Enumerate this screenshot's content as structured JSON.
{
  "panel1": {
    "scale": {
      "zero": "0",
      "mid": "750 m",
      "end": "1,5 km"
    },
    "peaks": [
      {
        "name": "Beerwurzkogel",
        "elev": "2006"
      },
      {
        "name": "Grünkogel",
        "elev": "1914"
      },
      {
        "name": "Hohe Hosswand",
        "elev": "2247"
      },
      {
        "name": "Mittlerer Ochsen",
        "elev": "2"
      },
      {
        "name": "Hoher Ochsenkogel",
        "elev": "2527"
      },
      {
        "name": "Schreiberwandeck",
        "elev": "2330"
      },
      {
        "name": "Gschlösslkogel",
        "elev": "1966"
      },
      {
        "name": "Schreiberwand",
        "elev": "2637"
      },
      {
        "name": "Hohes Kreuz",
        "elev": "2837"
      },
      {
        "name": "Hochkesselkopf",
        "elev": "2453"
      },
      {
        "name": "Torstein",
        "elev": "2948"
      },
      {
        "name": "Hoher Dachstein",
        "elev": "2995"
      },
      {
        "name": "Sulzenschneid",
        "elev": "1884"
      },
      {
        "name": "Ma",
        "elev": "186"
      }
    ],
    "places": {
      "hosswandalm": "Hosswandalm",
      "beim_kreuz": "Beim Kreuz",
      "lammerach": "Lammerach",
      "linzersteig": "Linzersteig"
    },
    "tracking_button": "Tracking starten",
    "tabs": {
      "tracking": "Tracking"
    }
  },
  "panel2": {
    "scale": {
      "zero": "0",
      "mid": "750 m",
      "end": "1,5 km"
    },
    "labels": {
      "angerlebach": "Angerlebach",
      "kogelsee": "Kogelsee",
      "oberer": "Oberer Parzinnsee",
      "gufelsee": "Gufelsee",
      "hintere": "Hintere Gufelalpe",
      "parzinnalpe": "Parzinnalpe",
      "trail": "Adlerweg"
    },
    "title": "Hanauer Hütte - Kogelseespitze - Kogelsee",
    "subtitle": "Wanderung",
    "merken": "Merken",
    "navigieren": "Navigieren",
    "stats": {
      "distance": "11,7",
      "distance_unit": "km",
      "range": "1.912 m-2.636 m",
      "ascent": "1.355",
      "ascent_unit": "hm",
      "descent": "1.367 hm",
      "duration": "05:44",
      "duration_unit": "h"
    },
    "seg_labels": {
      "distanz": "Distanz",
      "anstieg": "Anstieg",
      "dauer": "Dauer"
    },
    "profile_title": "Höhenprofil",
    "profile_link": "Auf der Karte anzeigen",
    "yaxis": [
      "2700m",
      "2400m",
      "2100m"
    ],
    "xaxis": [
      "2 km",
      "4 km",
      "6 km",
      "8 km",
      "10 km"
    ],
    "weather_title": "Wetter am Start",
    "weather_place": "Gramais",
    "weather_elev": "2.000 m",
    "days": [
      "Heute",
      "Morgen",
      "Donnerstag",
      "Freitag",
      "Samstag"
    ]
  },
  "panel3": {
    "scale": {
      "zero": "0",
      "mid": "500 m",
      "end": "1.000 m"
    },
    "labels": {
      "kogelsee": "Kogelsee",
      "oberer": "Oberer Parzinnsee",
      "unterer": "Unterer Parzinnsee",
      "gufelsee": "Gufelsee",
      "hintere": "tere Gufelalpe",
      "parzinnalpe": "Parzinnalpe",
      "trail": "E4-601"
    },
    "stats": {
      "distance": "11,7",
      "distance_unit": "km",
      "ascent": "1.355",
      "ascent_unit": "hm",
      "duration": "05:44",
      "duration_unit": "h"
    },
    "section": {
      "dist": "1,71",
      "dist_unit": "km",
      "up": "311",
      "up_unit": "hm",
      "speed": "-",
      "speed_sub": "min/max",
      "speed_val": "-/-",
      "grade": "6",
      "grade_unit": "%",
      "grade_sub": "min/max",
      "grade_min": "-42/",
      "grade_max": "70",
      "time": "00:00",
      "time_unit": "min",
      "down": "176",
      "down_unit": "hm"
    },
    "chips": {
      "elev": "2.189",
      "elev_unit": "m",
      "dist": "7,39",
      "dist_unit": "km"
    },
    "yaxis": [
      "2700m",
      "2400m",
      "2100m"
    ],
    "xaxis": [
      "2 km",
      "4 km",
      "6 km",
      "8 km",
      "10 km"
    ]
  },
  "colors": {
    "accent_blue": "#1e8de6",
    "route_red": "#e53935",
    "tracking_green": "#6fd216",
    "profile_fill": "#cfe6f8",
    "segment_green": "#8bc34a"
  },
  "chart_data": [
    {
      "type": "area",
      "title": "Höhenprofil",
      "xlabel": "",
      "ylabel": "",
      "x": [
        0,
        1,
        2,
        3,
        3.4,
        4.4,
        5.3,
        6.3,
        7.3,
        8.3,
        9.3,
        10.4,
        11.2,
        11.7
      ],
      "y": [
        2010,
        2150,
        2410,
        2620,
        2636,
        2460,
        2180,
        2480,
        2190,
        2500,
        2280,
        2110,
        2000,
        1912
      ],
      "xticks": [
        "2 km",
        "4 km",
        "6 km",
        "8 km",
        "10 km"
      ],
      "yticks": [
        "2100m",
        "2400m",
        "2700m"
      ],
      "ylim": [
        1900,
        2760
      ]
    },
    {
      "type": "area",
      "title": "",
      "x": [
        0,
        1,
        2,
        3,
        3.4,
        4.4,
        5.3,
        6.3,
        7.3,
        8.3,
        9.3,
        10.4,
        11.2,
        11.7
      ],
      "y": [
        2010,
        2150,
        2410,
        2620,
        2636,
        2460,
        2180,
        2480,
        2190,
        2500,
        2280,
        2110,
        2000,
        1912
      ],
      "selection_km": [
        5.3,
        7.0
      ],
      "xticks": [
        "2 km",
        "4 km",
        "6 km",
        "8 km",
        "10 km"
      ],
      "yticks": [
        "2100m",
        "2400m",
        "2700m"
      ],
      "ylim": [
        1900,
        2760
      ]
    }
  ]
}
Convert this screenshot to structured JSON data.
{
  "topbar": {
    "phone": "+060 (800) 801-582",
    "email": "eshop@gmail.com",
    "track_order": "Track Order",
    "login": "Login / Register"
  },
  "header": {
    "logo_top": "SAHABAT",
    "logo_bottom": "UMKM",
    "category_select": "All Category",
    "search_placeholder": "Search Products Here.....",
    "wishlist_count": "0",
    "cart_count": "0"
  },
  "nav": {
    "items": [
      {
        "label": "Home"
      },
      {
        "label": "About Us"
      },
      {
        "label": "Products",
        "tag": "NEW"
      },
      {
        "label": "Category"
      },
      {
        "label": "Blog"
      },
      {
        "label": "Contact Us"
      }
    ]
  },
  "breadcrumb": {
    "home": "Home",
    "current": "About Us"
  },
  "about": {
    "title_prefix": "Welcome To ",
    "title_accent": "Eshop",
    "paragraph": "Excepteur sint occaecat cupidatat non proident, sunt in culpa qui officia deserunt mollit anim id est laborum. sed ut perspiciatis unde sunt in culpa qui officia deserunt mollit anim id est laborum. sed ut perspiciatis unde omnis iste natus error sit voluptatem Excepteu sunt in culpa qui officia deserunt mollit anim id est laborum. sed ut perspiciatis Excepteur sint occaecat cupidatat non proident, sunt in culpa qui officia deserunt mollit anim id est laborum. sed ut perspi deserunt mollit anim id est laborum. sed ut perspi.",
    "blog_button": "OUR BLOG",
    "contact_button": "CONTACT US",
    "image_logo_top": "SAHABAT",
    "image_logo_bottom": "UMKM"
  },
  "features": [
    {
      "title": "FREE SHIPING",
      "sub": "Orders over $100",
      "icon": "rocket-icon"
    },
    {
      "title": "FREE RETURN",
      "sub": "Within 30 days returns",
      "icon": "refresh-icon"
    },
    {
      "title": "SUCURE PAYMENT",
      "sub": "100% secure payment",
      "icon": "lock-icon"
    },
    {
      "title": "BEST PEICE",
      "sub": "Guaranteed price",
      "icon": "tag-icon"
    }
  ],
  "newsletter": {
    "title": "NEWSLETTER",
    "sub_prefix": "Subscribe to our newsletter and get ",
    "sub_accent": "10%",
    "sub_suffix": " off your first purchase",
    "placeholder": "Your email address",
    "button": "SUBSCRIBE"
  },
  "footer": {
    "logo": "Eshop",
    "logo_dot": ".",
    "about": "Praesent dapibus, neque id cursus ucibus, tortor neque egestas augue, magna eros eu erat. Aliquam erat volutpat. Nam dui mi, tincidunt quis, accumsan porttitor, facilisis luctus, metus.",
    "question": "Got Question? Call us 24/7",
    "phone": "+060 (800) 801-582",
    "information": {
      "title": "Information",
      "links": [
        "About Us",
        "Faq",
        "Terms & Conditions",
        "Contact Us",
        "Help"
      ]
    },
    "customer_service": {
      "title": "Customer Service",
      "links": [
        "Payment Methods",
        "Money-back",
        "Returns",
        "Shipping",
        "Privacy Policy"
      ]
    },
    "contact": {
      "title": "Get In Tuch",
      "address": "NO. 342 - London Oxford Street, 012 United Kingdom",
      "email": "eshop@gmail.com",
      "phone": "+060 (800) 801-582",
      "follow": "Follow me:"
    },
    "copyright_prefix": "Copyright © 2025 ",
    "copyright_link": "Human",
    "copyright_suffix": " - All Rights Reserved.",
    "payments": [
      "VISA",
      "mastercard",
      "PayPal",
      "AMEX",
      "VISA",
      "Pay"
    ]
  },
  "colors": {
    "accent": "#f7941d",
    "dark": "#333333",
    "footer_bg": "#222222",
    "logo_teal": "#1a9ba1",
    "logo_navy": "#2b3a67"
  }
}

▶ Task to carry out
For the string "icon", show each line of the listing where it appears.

▶ Reply
      "icon": "rocket-icon"
      "icon": "refresh-icon"
      "icon": "lock-icon"
      "icon": "tag-icon"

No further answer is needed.